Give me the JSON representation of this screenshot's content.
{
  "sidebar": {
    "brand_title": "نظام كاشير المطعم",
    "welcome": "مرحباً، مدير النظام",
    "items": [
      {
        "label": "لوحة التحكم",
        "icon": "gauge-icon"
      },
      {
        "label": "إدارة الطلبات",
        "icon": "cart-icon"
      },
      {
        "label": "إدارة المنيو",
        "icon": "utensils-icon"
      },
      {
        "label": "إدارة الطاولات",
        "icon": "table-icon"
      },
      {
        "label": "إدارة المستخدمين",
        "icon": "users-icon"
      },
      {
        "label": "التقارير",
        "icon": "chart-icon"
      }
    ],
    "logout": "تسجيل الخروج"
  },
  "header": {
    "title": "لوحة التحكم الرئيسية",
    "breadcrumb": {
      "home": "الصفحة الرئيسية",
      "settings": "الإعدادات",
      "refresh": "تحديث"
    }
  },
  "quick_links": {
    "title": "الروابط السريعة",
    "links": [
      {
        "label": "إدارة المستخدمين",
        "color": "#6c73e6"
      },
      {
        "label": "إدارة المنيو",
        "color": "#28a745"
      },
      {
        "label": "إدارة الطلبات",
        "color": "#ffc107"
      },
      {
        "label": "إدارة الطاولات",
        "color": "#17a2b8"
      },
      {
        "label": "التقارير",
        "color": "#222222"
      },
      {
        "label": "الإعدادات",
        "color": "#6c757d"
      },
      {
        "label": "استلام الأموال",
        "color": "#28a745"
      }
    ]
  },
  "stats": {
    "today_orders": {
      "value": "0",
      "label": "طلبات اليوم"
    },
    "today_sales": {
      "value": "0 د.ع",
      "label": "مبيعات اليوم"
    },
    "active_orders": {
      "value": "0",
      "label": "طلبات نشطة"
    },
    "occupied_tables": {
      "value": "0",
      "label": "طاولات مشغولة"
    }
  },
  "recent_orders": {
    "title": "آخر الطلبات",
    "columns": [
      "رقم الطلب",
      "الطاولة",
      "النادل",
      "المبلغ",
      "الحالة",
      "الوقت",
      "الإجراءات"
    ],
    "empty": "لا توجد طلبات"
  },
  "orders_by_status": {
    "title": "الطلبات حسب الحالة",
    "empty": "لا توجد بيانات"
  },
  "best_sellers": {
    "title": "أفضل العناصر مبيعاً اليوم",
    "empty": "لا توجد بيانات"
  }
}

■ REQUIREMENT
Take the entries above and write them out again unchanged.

■ PROBLEM SOLUTION
Give me the JSON representation of this screenshot's content.
{
  "sidebar": {
    "brand_title": "نظام كاشير المطعم",
    "welcome": "مرحباً، مدير النظام",
    "items": [
      {
        "label": "لوحة التحكم",
        "icon": "gauge-icon"
      },
      {
        "label": "إدارة الطلبات",
        "icon": "cart-icon"
      },
      {
        "label": "إدارة المنيو",
        "icon": "utensils-icon"
      },
      {
        "label": "إدارة الطاولات",
        "icon": "table-icon"
      },
      {
        "label": "إدارة المستخدمين",
        "icon": "users-icon"
      },
      {
        "label": "التقارير",
        "icon": "chart-icon"
      }
    ],
    "logout": "تسجيل الخروج"
  },
  "header": {
    "title": "لوحة التحكم الرئيسية",
    "breadcrumb": {
      "home": "الصفحة الرئيسية",
      "settings": "الإعدادات",
      "refresh": "تحديث"
    }
  },
  "quick_links": {
    "title": "الروابط السريعة",
    "links": [
      {
        "label": "إدارة المستخدمين",
        "color": "#6c73e6"
      },
      {
        "label": "إدارة المنيو",
        "color": "#28a745"
      },
      {
        "label": "إدارة الطلبات",
        "color": "#ffc107"
      },
      {
        "label": "إدارة الطاولات",
        "color": "#17a2b8"
      },
      {
        "label": "التقارير",
        "color": "#222222"
      },
      {
        "label": "الإعدادات",
        "color": "#6c757d"
      },
      {
        "label": "استلام الأموال",
        "color": "#28a745"
      }
    ]
  },
  "stats": {
    "today_orders": {
      "value": "0",
      "label": "طلبات اليوم"
    },
    "today_sales": {
      "value": "0 د.ع",
      "label": "مبيعات اليوم"
    },
    "active_orders": {
      "value": "0",
      "label": "طلبات نشطة"
    },
    "occupied_tables": {
      "value": "0",
      "label": "طاولات مشغولة"
    }
  },
  "recent_orders": {
    "title": "آخر الطلبات",
    "columns": [
      "رقم الطلب",
      "الطاولة",
      "النادل",
      "المبلغ",
      "الحالة",
      "الوقت",
      "الإجراءات"
    ],
    "empty": "لا توجد طلبات"
  },
  "orders_by_status": {
    "title": "الطلبات حسب الحالة",
    "empty": "لا توجد بيانات"
  },
  "best_sellers": {
    "title": "أفضل العناصر مبيعاً اليوم",
    "empty": "لا توجد بيانات"
  }
}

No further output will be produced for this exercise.